So I came across a tool called Mailstrom, and it turned out to be the answer to my inbox zero prayers. Huzzah! This is not a sponsored post or anything, but this was how I sped through tens of thousands of emails in, wait for it, JUST A FEW HOURS! Yes, I got to inbox zero in a few hours. If you have the right tools at hand, nothing is impossible. 🙂
I started with their free trial which was pretty good but since I had more emails than they allowed, I ended up paying for the smallest plan that covered all my emails, while also realizing that I definitely wouldn’t need an ongoing subscription since my goal was to hit inbox zero and then easily maintain it on my own from there. I would recommend blocking off several hours of time or perhaps a weekend, spread out a little at a time, in order to get in there, get to inbox zero, and get out.
So, how do you do this? Once you’ve signed in to Mailstrom, you’ll see an overview of your inbox and all your emails. The time-saving part about Mailstrom, or your preferred app, is that you can filter your emails by different categories, such as from newest to oldest, all the emails from a particular sender, etc.
Take a look around your emails for a little bit and try to come up with 2-10 different categories that you can use to sort your emails into (such as a subject line or sender you get emails from frequently). Of course, if you can delete an email entirely, even better, but there are probably many emails that you’ll want to hang onto.

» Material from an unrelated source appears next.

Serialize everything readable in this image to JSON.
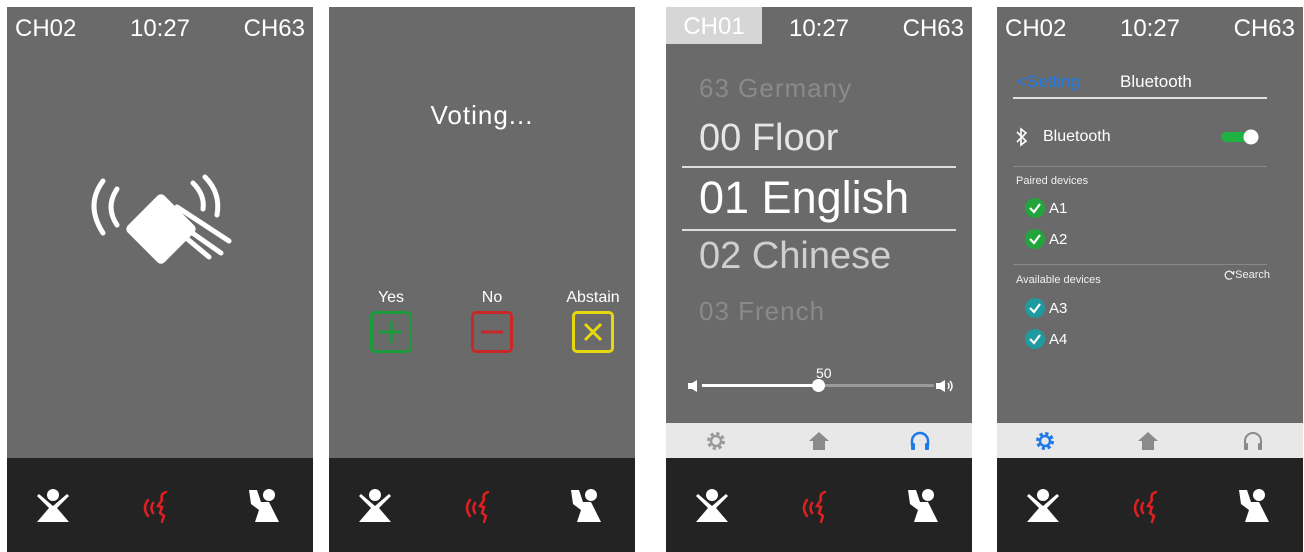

I made my categories super simple by just sticking with an Expenses folder to hang on to digital receipts for business, and an Income folder to hang onto records from money I’ve earned. Everything else that I decided to keep got moved to Gmail’s archive folder. But you may want additional categories like Clients, Family, Business, Education, Important Records, etc.
I did, however, delete the majority of those 30,000 emails. These were things like old newsletters from business coaches I follow (I usually have a bookmark to their blog anyway), promotions and sales from online stores, emails from social media like Facebook friend requests, etc, etc. I also went into my other random email accounts and deleted everything and made sure all my emails went to one single Gmail account to keep everything simple and streamlined in the future.
You could, for example, sort your emails by sender and find everything from some random store with their coupon and sale emails and then delete that whole category of emails. Boom, emails gone! If you get email notifications from any social media networks, you can definitely delete all those emails in bulk too.
Pro tip: Unsubscribe from any emails that you find yourself deleting in bulk so you don’t have to keep deleting them in the future. Except our emails, of course. 😉
It took a few hours, but I did eventually get to inbox zero. And now that I have zero emails in my inbox, I go through my new emails about once a week and delete or archive everything to get back to inbox zero in a matter of seconds. Once you get there in the first place, it’s super easy to maintain if you just keep on top of it.
And the feeling of peace from a clean and decluttered inbox is so worth it.